The drop follows a report earlier this month from the National Student Clearinghouse Research Center, which found that for the class of 2020, enrollment in post-high school education programs was almost 22% lower than for the class of 2019. The decline was about 33% for students from "high poverty" schools.
"It's devastating," said Kim Cook, executive director of the National College Attainment Network, a nonprofit organization that works on behalf of low-income and minority students.
She said fears that the pandemic may have spawned a "lost class" of high school seniors this year appear to have been warranted.
The latest FAFSA data suggests the trend may be continuing because completion of the form is a "canary in a coal mine," Cook said. Students who submit the form are far more likely to attend college and finish their degree.
Unlike students from more affluent families, who sometimes take a year off before college to travel or gain experience, students from lower-income families tend to fall off track if they delay enrolling, she said. The demands of working to support themselves or their families often take over and make it difficult for them to catch up. "There is no 'gap year' for our students," Cook said.
Still time to file for aid
There's still time for students to file the form, which serves as the doorway to federal grants and loans as well as financial aid from states and individual colleges. But some states and colleges have earlier deadlines for scholarship funds, and some dole out aid on a first-come, first-served basis, so filing earlier is generally best.

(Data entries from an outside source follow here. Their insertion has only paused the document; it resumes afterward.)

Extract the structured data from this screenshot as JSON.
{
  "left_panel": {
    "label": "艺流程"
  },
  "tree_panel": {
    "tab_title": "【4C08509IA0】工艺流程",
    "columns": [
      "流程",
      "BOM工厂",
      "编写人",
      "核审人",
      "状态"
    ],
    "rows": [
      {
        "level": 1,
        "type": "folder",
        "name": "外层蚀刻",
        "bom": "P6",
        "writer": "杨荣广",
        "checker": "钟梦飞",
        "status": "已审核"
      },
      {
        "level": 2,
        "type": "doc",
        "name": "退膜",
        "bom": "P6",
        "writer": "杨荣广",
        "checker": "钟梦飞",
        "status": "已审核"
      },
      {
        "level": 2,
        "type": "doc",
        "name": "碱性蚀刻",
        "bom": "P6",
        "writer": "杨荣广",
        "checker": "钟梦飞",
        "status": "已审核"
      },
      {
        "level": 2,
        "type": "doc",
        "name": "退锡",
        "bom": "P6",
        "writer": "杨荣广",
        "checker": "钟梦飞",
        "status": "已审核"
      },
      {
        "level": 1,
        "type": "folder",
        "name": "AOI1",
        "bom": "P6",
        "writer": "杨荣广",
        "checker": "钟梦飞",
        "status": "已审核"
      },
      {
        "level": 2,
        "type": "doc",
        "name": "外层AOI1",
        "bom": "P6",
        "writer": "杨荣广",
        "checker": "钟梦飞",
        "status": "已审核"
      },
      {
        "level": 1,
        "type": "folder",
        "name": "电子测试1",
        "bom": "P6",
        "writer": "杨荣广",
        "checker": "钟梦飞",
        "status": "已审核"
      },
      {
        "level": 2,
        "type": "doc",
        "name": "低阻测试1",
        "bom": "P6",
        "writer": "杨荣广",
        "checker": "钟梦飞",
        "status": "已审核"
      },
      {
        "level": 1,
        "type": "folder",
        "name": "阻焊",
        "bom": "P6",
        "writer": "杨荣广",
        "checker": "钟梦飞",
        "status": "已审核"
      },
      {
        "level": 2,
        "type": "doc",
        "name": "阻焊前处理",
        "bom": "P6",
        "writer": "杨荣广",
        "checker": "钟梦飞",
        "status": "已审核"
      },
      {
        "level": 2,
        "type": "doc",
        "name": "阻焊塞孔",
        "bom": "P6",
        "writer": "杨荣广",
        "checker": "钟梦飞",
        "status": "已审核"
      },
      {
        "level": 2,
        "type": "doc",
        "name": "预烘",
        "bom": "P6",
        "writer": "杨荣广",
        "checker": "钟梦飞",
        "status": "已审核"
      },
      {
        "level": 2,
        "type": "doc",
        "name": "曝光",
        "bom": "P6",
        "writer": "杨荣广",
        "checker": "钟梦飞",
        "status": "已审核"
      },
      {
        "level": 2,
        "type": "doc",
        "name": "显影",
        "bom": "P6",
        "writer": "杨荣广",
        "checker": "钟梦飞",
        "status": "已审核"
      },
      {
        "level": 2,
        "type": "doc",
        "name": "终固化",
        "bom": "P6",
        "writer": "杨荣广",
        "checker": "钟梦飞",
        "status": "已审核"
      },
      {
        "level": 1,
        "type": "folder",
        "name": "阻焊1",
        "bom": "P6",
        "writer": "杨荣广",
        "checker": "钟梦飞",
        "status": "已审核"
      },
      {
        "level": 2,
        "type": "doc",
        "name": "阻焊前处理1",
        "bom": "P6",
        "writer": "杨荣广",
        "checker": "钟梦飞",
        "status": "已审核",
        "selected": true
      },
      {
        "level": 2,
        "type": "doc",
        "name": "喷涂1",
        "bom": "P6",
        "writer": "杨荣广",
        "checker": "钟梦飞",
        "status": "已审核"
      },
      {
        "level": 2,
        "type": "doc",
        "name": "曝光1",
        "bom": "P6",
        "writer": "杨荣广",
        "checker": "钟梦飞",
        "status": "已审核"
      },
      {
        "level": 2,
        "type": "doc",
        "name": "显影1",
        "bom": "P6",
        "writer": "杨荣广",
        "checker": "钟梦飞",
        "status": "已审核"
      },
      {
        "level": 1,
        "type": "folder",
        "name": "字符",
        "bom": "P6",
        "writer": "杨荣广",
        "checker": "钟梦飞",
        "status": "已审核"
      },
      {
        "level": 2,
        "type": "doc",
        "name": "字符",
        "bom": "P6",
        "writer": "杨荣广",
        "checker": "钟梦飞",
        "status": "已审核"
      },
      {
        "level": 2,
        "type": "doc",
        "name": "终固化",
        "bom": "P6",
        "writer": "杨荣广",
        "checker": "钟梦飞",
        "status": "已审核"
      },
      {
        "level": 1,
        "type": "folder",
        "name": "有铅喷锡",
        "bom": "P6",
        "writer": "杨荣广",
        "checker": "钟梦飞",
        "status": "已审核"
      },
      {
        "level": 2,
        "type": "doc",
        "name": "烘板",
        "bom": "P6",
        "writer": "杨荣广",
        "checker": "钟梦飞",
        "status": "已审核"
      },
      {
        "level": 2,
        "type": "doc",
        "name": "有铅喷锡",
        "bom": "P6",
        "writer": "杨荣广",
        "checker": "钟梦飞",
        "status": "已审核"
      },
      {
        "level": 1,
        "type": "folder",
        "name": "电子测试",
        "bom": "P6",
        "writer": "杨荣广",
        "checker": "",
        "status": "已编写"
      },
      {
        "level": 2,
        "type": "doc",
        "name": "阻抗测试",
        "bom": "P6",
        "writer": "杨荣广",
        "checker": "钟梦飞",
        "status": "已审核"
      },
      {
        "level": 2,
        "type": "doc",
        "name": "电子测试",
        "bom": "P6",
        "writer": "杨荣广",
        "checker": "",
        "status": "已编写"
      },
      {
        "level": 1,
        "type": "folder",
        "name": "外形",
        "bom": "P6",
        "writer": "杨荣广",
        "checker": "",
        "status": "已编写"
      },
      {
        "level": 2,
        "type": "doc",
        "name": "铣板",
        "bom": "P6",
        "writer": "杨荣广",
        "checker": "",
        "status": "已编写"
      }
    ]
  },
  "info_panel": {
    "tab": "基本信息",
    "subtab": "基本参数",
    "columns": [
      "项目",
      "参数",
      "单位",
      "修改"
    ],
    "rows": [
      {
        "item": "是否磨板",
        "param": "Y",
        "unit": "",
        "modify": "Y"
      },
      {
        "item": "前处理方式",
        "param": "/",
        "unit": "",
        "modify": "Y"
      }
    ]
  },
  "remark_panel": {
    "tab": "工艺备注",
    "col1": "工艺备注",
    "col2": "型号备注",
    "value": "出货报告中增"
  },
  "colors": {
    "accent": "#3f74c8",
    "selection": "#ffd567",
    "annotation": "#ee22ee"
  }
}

"The earlier you complete it, the more money you tend to be eligible for," said Sally Mayes, chief of staff at the Education Trust-New York, a nonprofit organization that promotes educational equity across the state.
With that in mind, college-access advocates are working with high schools to step up outreach so that students are encouraged to complete the FAFSA.
It may be difficult for students and families to give priority to filling out a complex financial form when they may be struggling to meet basic needs like food and housing amid the pandemic, Cook said.
But students should consider that "it's exactly what could change the game for you and your family," she said.
Many high schools have shifted to virtual learning during the pandemic, and they have also moved traditional FAFSA information events online.
But the FAFSA asks for a lot of detailed information, and while general advice sessions are a start, aid experts say, students often need one-on-one help to complete the form.
The pandemic and the shift to virtual learning have added to the challenge of helping students complete the form, said Nathan Daun-Barnett, an associate professor at the Graduate School of Education at the State University of New York at Buffalo and an expert on college access.
The university partners with Say Yes Buffalo, a local nonprofit group, and area schools on a FAFSA completion project, which recruits graduate students as paid interns to work one-on-one with high school students to fill out the FAFSA and related documents.
Before the pandemic, he said, interns met individually with students at local high schools to complete the forms.
Now, students are able to schedule virtual visits with 42 interns but sometimes technology can pose challenges.
There have been cases, for example, in which a student is trying to complete the FAFSA from home on a cellphone, while also talking to the intern on the same phone.
"It's not an optimal way to complete the process," he said.